The really cold snap we recently experienced in the Front Range area was a rude reminder of how brutal winter can be – especially to concrete.
Cold weather damage comes from more than low temps. Concrete is vulnerable to salt, gravel, magnesium chloride and other ice-melting chemicals. Salt can leach through concrete and rust reinforcing rebar and wire mesh, adding to the corrosion that occurs when water seeps through cracks that expand and contract with the freeze/thaw cycle. If concrete is not properly sealed or the sealant is damaged or worn, seepage is an even greater risk and can eventually do damage to supports and other structures below the concrete.

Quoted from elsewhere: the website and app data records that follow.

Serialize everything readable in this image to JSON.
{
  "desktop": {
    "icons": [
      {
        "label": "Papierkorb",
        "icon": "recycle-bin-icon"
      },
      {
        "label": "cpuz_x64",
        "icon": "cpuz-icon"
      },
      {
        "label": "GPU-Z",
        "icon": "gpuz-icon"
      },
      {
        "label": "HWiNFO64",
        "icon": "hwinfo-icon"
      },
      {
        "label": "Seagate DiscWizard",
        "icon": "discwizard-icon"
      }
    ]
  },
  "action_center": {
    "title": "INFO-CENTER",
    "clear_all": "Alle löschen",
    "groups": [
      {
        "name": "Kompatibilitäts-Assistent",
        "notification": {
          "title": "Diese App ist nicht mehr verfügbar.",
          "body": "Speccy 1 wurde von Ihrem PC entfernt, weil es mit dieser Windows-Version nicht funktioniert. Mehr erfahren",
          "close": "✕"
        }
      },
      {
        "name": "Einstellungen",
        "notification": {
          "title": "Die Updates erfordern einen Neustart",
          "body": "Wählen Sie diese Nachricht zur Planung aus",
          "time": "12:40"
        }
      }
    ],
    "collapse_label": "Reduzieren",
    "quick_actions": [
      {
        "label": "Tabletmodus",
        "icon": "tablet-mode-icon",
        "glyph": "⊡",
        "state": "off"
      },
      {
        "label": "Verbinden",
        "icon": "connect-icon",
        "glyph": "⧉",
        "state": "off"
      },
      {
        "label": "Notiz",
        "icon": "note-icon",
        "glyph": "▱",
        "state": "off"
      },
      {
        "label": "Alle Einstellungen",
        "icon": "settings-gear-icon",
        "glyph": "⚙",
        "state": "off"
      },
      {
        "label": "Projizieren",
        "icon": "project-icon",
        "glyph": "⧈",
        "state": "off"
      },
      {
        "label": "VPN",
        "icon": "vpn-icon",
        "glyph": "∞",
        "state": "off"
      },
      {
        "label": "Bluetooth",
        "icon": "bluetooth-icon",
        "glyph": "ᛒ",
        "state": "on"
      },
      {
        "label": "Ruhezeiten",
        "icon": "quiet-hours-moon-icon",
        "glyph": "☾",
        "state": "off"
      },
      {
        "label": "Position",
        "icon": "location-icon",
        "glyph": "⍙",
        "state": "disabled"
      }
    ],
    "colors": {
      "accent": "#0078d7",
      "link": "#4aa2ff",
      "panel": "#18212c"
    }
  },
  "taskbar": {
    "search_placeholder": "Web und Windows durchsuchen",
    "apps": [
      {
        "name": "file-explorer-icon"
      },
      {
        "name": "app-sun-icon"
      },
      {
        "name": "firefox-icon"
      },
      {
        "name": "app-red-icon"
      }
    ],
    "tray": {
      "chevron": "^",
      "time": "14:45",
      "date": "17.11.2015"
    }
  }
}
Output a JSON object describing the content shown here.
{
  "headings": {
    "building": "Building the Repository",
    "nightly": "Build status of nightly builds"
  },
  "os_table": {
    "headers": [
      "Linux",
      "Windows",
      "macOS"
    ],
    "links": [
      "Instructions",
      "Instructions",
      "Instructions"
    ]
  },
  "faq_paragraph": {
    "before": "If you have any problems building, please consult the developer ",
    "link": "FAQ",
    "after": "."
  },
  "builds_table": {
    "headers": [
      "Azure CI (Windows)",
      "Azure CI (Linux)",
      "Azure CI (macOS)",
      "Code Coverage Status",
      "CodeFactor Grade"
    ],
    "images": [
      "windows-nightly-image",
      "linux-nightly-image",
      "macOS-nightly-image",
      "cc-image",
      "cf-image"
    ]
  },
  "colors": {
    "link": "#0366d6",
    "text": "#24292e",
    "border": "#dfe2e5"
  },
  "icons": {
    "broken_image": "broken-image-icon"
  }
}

Snowplows stress concrete as well. Especially those that do not use rubber blades can damage coatings. They can also cause damage to expansion joints. Even studded snow tires on passenger vehicles can take a toll, especially at exceptionally low temps when concrete is more dry, brittle, and susceptible to damage.
You can’t stop the cold, but you can repair the damage and prevent it from getting worse. We’ve been maintaining and repairing concrete in Colorado’s Front Range for more than two decades and are experts at dealing with whatever winter throws at it!
Give us a call to schedule a free inspection to assess winter damage to your concrete. We’ll help you plan and budget for repairs and preventive maintenance that will help your concrete stand up to Colorado winters.